THE DATA:
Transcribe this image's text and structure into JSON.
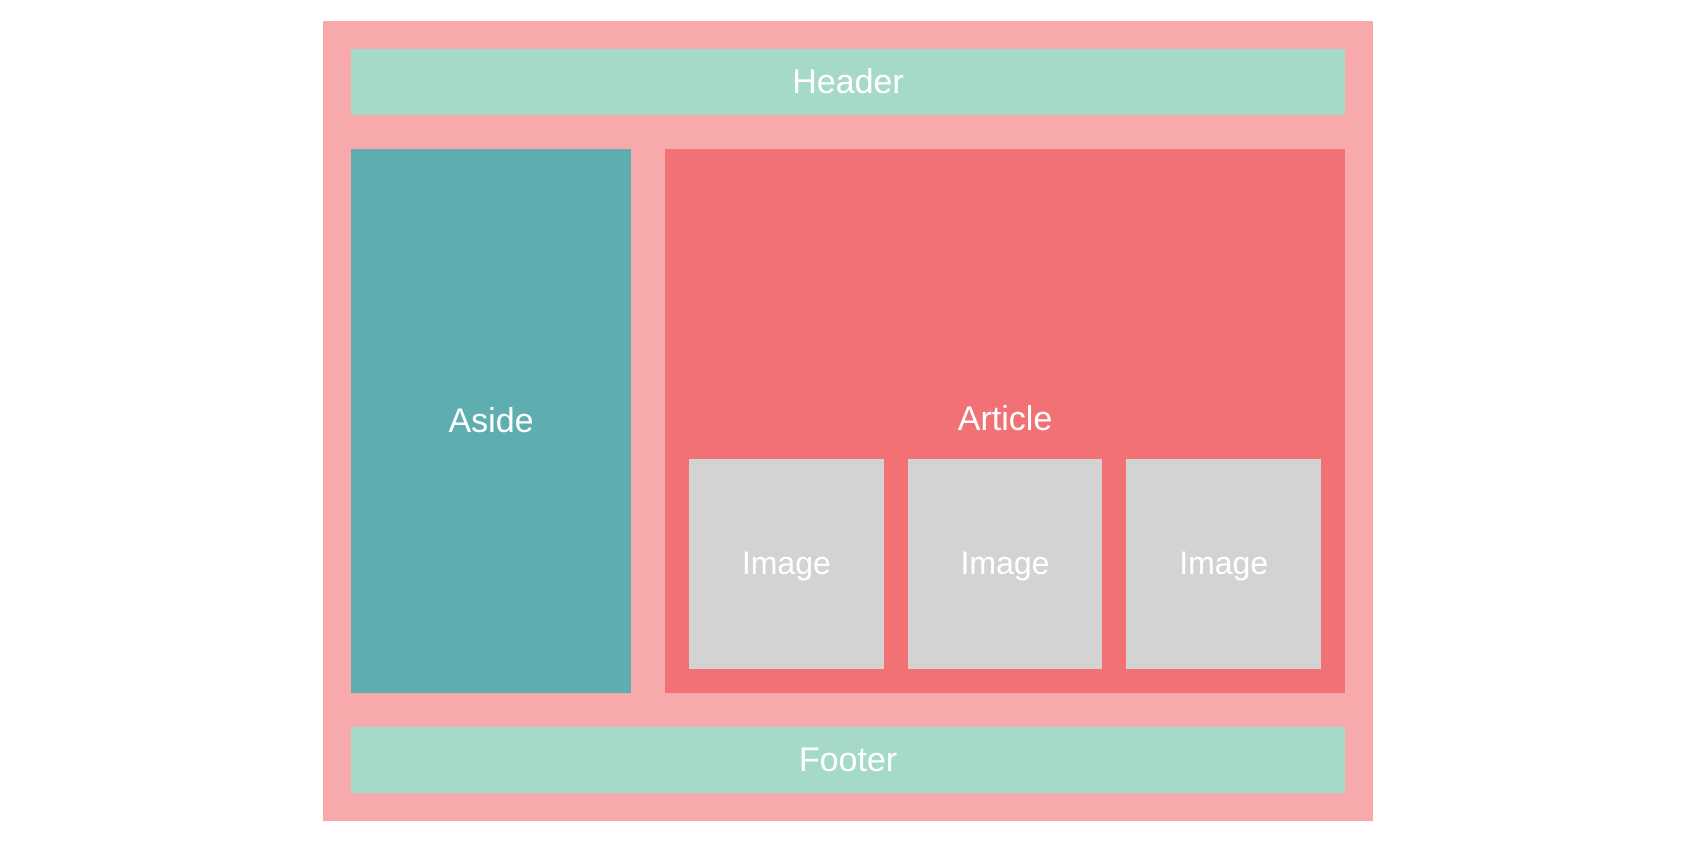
{
  "header": {
    "label": "Header"
  },
  "aside": {
    "label": "Aside"
  },
  "article": {
    "label": "Article",
    "images": [
      {
        "label": "Image"
      },
      {
        "label": "Image"
      },
      {
        "label": "Image"
      }
    ]
  },
  "footer": {
    "label": "Footer"
  },
  "colors": {
    "container_bg": "#f7a9ab",
    "header_bg": "#a6dac8",
    "aside_bg": "#5eaeaf",
    "article_bg": "#f17174",
    "image_bg": "#d3d3d3",
    "text": "#ffffff"
  }
}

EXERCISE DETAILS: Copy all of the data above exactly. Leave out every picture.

TASK ANSWER:
Transcribe this image's text and structure into JSON.
{
  "header": {
    "label": "Header"
  },
  "aside": {
    "label": "Aside"
  },
  "article": {
    "label": "Article",
    "images": [
      {
        "label": "Image"
      },
      {
        "label": "Image"
      },
      {
        "label": "Image"
      }
    ]
  },
  "footer": {
    "label": "Footer"
  },
  "colors": {
    "container_bg": "#f7a9ab",
    "header_bg": "#a6dac8",
    "aside_bg": "#5eaeaf",
    "article_bg": "#f17174",
    "image_bg": "#d3d3d3",
    "text": "#ffffff"
  }
}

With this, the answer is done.